I agree that in an ideal world it’s true— we should continually rephrase, nurture and encourage *calmly* regardless of any behaviour.

What I don’t agree with is this implied accusation that we are damaging our children if we don’t adhere consistently to this standard of new-age parenting.

I think all we can do is try and aim for our best every day, but I refuse to feel shame:

For my lack of patience when overstimulated.

For my cyclically-imbalanced mood swings.

For utilizing screen time for sanity.

For the projection of my own childhood wounds that I still need time to heal.

For abrupt frustration when we know the older ones know better and it feels like they’re testing us at a cellular level.

I think we should apologize to them often, and after reflecting, manage those big feelings with compassion as best we can when they come up again

I won’t apologize though, for being a human being in my evolution of parenting—it’s a damn hard Olympic sport.

I think we need more real-life mothers sharing how hard this is all actually is with unapologetic solidarity and a side of forgot-to-gentle-parent.

We need to agree that we all have different levels of tolerance on different days for the exact same behaviour.

We need to know that when we are being tested, that it’s not a time to feel judgment, instead a time to feel seen.

I think we must learn in hindsight and discern teachings from our children; to look at challenges as an opportunity to not repeat history, but also to see our own instabilities as indicators to find more support and seek self-care.
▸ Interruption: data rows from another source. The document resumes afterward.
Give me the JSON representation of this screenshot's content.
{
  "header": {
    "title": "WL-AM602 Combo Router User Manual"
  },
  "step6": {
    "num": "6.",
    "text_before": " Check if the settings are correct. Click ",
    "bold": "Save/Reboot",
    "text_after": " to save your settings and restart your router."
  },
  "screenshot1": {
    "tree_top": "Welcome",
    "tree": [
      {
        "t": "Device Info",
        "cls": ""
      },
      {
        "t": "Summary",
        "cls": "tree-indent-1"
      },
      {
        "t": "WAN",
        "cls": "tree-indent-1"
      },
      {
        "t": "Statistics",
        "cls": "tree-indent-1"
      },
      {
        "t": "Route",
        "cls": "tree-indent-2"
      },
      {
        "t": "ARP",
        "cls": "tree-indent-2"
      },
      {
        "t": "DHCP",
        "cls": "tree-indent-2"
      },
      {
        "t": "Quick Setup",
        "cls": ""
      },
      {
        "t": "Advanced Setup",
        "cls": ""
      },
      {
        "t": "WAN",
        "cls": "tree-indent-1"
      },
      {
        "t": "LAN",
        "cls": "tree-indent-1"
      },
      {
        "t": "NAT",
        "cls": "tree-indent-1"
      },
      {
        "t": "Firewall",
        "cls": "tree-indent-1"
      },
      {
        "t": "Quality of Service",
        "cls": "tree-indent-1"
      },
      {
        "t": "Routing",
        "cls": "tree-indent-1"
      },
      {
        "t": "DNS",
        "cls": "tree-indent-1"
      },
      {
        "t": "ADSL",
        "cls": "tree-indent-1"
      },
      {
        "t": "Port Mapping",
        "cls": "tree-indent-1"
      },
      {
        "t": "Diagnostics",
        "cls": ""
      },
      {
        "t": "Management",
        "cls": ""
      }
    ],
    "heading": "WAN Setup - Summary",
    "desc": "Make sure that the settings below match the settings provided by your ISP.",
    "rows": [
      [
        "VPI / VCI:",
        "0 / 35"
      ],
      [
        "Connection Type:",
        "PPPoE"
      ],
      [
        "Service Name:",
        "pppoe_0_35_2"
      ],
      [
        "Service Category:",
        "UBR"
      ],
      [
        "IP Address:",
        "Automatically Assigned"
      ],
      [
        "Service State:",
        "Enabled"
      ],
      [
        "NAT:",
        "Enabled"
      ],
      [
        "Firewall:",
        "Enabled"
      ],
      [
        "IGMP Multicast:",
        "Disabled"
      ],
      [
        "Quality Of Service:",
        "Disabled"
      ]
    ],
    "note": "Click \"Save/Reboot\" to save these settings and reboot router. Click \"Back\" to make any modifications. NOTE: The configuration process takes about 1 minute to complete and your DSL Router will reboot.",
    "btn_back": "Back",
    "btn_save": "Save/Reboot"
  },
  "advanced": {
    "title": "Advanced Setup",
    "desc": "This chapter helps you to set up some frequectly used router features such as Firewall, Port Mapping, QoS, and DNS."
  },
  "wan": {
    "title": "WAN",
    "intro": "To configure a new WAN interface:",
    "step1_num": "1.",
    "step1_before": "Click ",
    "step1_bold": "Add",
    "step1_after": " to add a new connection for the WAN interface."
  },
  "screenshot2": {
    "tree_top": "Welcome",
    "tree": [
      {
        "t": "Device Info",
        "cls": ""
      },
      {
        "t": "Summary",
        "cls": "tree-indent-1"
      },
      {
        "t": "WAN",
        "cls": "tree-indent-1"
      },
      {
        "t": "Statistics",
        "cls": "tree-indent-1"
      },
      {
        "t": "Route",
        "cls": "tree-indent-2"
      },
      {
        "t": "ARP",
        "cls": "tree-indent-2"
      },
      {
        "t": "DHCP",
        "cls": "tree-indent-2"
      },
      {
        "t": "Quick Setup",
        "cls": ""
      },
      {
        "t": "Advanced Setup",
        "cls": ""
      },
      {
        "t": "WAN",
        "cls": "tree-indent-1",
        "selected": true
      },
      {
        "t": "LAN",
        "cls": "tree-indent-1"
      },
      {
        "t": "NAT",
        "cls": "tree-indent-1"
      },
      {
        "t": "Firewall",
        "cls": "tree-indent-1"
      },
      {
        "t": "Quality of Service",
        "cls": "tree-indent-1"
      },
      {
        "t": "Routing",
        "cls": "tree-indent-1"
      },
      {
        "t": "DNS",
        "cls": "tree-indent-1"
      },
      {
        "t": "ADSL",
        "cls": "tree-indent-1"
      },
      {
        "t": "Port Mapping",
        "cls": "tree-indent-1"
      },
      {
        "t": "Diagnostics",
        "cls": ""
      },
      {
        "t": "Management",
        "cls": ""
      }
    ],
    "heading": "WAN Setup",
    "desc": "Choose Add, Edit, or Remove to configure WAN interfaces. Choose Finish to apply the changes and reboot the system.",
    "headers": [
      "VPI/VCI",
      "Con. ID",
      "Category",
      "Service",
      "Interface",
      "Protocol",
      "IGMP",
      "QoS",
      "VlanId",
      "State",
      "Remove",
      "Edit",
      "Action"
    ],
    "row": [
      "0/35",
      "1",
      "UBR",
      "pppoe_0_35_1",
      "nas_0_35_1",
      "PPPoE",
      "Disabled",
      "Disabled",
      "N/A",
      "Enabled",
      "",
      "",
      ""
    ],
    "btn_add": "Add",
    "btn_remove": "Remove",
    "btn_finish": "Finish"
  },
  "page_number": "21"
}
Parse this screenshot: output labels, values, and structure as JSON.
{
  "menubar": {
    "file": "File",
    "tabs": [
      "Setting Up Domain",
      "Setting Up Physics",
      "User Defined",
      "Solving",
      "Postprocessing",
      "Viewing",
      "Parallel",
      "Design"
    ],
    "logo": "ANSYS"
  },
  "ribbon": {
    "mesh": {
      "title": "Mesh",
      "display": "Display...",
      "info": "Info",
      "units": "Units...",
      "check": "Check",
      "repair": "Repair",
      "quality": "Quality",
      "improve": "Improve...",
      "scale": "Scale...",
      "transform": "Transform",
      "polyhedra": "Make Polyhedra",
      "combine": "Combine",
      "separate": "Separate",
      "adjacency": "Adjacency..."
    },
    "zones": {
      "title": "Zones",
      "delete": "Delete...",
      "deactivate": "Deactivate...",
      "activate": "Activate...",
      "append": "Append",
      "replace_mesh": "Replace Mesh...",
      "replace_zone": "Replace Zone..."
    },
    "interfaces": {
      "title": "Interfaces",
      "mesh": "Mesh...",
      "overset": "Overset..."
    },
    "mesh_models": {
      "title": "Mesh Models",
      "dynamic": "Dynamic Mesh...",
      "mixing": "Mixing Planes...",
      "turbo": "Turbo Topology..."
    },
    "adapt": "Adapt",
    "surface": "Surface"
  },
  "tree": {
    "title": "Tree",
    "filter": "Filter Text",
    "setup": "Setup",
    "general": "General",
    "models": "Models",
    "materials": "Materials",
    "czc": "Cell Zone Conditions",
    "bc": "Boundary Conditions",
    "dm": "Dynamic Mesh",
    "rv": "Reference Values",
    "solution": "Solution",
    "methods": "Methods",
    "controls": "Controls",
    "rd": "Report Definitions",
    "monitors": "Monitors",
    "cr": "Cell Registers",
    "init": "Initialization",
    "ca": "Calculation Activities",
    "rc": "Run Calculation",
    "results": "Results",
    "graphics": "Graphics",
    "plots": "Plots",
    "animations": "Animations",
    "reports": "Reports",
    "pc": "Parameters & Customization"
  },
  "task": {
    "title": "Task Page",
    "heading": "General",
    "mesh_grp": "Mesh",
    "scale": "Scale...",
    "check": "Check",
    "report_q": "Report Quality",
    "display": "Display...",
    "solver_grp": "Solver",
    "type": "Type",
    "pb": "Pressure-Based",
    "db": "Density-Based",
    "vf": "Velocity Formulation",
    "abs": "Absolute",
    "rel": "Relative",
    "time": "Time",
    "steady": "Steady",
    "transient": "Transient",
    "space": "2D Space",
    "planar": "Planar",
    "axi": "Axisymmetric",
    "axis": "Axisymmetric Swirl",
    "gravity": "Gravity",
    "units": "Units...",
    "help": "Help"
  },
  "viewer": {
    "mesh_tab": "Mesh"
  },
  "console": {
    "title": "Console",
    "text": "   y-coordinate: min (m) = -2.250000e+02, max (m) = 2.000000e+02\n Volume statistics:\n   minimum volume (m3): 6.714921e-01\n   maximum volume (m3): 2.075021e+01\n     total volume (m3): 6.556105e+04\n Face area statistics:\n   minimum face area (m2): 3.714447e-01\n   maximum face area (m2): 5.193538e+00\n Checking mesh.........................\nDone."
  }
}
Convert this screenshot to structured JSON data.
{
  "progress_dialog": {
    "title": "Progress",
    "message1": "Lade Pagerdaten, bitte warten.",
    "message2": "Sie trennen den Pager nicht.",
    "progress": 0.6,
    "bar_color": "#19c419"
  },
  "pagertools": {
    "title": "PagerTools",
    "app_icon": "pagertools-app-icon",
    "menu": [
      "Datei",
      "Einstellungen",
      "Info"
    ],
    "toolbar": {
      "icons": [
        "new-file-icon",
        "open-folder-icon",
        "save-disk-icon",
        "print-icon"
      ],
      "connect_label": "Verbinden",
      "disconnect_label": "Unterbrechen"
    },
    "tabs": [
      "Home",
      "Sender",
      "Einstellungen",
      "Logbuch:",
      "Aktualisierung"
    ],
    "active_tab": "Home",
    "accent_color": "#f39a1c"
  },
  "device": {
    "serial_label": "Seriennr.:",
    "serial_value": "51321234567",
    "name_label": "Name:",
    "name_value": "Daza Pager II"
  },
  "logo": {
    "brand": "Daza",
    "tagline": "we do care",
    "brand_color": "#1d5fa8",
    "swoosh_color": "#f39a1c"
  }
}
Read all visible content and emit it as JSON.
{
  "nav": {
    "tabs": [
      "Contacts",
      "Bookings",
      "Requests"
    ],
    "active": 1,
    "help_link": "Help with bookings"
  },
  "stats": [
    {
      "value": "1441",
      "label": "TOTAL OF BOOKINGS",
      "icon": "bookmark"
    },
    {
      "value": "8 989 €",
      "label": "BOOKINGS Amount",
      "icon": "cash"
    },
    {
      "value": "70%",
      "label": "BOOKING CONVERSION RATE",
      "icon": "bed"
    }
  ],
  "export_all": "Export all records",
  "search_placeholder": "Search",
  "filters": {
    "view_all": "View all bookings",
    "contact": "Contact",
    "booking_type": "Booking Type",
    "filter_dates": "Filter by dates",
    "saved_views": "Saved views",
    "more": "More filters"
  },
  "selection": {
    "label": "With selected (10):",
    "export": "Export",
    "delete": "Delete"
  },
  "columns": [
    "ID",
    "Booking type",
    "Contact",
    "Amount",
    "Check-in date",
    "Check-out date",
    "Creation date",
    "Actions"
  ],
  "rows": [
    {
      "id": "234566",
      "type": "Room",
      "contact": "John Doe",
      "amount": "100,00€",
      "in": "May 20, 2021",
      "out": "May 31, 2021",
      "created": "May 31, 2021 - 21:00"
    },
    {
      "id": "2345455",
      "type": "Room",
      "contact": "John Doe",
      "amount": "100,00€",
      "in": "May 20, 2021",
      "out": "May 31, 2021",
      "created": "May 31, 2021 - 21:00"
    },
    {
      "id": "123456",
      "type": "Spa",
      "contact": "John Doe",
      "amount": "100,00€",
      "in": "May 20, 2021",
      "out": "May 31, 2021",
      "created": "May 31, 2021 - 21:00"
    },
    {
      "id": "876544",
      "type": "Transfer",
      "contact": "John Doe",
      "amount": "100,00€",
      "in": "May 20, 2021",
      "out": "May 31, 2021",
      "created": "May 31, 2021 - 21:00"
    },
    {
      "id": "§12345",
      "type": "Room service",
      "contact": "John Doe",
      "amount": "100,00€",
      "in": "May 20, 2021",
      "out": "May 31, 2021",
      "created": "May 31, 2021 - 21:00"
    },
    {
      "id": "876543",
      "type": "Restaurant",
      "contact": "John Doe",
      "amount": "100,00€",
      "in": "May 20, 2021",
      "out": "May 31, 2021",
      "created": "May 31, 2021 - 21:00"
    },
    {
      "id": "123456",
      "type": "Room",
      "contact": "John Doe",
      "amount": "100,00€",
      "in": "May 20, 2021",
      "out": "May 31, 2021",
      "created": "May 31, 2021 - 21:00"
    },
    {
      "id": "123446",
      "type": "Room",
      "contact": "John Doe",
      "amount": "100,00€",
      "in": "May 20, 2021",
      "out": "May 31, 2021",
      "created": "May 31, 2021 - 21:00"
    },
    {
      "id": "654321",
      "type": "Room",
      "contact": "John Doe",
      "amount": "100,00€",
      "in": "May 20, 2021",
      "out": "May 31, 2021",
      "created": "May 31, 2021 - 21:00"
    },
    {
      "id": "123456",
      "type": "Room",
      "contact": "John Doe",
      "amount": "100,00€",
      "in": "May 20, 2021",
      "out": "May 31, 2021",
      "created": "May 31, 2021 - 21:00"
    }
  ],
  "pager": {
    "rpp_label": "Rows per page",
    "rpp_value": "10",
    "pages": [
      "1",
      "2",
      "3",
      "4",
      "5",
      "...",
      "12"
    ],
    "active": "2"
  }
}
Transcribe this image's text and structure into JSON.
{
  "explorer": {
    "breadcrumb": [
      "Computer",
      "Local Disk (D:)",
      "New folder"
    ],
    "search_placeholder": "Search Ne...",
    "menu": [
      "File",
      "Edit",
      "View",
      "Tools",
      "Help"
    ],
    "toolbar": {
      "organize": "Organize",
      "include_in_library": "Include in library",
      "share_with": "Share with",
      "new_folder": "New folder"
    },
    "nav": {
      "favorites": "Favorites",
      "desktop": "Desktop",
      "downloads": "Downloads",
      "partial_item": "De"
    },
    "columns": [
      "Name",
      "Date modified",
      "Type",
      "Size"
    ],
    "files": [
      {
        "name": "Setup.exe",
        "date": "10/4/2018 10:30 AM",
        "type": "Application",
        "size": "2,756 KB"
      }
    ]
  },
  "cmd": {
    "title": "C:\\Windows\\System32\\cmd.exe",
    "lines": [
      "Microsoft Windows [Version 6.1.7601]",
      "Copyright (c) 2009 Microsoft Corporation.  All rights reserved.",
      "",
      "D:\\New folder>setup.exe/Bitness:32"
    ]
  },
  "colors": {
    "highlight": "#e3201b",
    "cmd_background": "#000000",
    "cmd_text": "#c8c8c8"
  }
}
We must know that we don’t always have to do everything right in order to be a good mom. We are, and we need to put ourselves first, too.

I hope this message helps normalize any fear or sadness parents are going through in transitions, especially when other younger siblings are involved.

A Poem for My Eldest

Sometimes I forget how little you are

because of how fast you’ve grown. Sometimes I “expect” too much

considering everything you’ve shown. You are my eldest, so big and so brave. And yet

we’re at a crossroads once more A reality check when time slowed down

and we couldn’t get you out the door. School can be daunting and so can transitions

I see it now loud and clear You need me like they do, that nurturing attention normalizing everything that you fear So I keep in my glovebox this weathered old photo the one they taped up at your cubby Those days I’d drop you off you held on so tightly letting it go was so hard on mommy Then I felt it all flood back in with warm tears and tight embrace my sensitive little boy who’s still in there Mum needed this reminder To slow down and tell you I’m here, I love you your heart, we will repair

Natasha Mills
Natasha Mills
Natasha Mills, an Islander of 27 years, enjoys sharing the journey of parenthood and all Vancouver Island has to offer on her lifestyle blog. @mommamillsblog,